Two Oklahoma physicians have faced fallout of different kinds in the wake of a July false claims settlement over allegations their orthopedic group got sweetheart deals from a hospital in exchange for their referrals. One of the physicians has agreed to a 10-year exclusion from federal health care programs, and the other physician is walled off from some of the orthopedic group’s operations by its corporate integrity agreement (CIA) with the HHS Office of Inspector General (OIG).
The developments stem from the Department of Justice’s False Claims Act (FCA) settlement with the Oklahoma Center for Orthopaedic & Multi-Specialty Surgery (OCOM), a specialty hospital in Oklahoma City; USP OKC Inc. and USP OKC Manager Inc. (collectively USP), its part owner and management company; Southwest Orthopaedic Specialists PLLC (SOS), an Oklahoma City-based physician group; and two SOS physicians—Anthony Cruse, D.O., and R.J. Langerman, Jr., D.O.
The defendants collectively paid $72.3 million to resolve allegations under the federal and Oklahoma Medicaid FCA of “improper relationships” between OCOM and SOS from 2006 through 2018, DOJ said July 8.
The FCA lawsuit was filed by a whistleblower, Wayne Allison, who was the SOS practice administrator for 15 years. He alleged the “defendants’ unlawful conduct and fraudulent schemes arise from their entangled history of using their patient referrals and various entities as a self-interested, profit-oriented, multi-million-dollar money-making machine,” according to the June 2018 second amended complaint.
OCOM is managed by USP, and Tenet Healthcare Corp. owns 95% of USP, the complaint said, although Tenet isn’t a party to the settlement.

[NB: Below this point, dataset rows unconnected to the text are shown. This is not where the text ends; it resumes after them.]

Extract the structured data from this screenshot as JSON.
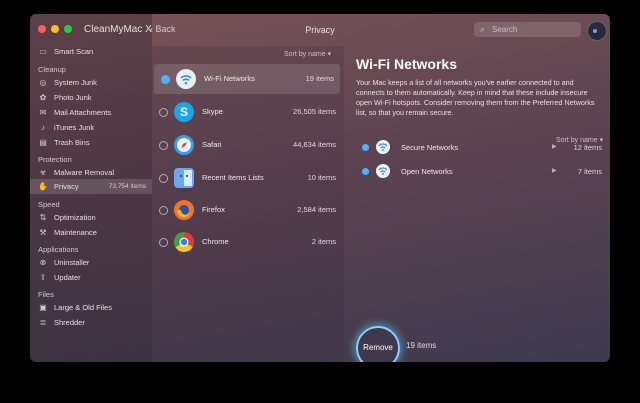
{
  "app": {
    "title": "CleanMyMac X",
    "back_label": "Back",
    "window_title": "Privacy"
  },
  "search": {
    "placeholder": "Search"
  },
  "sidebar": {
    "top": {
      "label": "Smart Scan",
      "icon": "smart-scan-icon"
    },
    "groups": [
      {
        "heading": "Cleanup",
        "items": [
          {
            "label": "System Junk"
          },
          {
            "label": "Photo Junk"
          },
          {
            "label": "Mail Attachments"
          },
          {
            "label": "iTunes Junk"
          },
          {
            "label": "Trash Bins"
          }
        ]
      },
      {
        "heading": "Protection",
        "items": [
          {
            "label": "Malware Removal"
          },
          {
            "label": "Privacy",
            "count": "73,754 items"
          }
        ]
      },
      {
        "heading": "Speed",
        "items": [
          {
            "label": "Optimization"
          },
          {
            "label": "Maintenance"
          }
        ]
      },
      {
        "heading": "Applications",
        "items": [
          {
            "label": "Uninstaller"
          },
          {
            "label": "Updater"
          }
        ]
      },
      {
        "heading": "Files",
        "items": [
          {
            "label": "Large & Old Files"
          },
          {
            "label": "Shredder"
          }
        ]
      }
    ]
  },
  "list": {
    "sort_label": "Sort by name ▾",
    "rows": [
      {
        "name": "Wi-Fi Networks",
        "count": "19 items",
        "checked": true
      },
      {
        "name": "Skype",
        "count": "26,505 items",
        "checked": false
      },
      {
        "name": "Safari",
        "count": "44,634 items",
        "checked": false
      },
      {
        "name": "Recent Items Lists",
        "count": "10 items",
        "checked": false
      },
      {
        "name": "Firefox",
        "count": "2,584 items",
        "checked": false
      },
      {
        "name": "Chrome",
        "count": "2 items",
        "checked": false
      }
    ]
  },
  "detail": {
    "title": "Wi-Fi Networks",
    "description": "Your Mac keeps a list of all networks you've earlier connected to and connects to them automatically. Keep in mind that these include insecure open Wi-Fi hotspots. Consider removing them from the Preferred Networks list, so that you remain secure.",
    "sort_label": "Sort by name ▾",
    "networks": [
      {
        "name": "Secure Networks",
        "count": "12 items"
      },
      {
        "name": "Open Networks",
        "count": "7 items"
      }
    ]
  },
  "action": {
    "remove_label": "Remove",
    "count": "19 items"
  },
  "colors": {
    "accent": "#4fb0ff",
    "ring": "#7fd3ff"
  }
}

Of the settlement amount, USP will pay $60.86 million to the United States, $5 million to Oklahoma, and $206,000 to Texas. SOS, Cruse and Langerman will pay $5.7 million to the feds and $495,619 to Oklahoma. None of the defendants admitted liability in the settlement.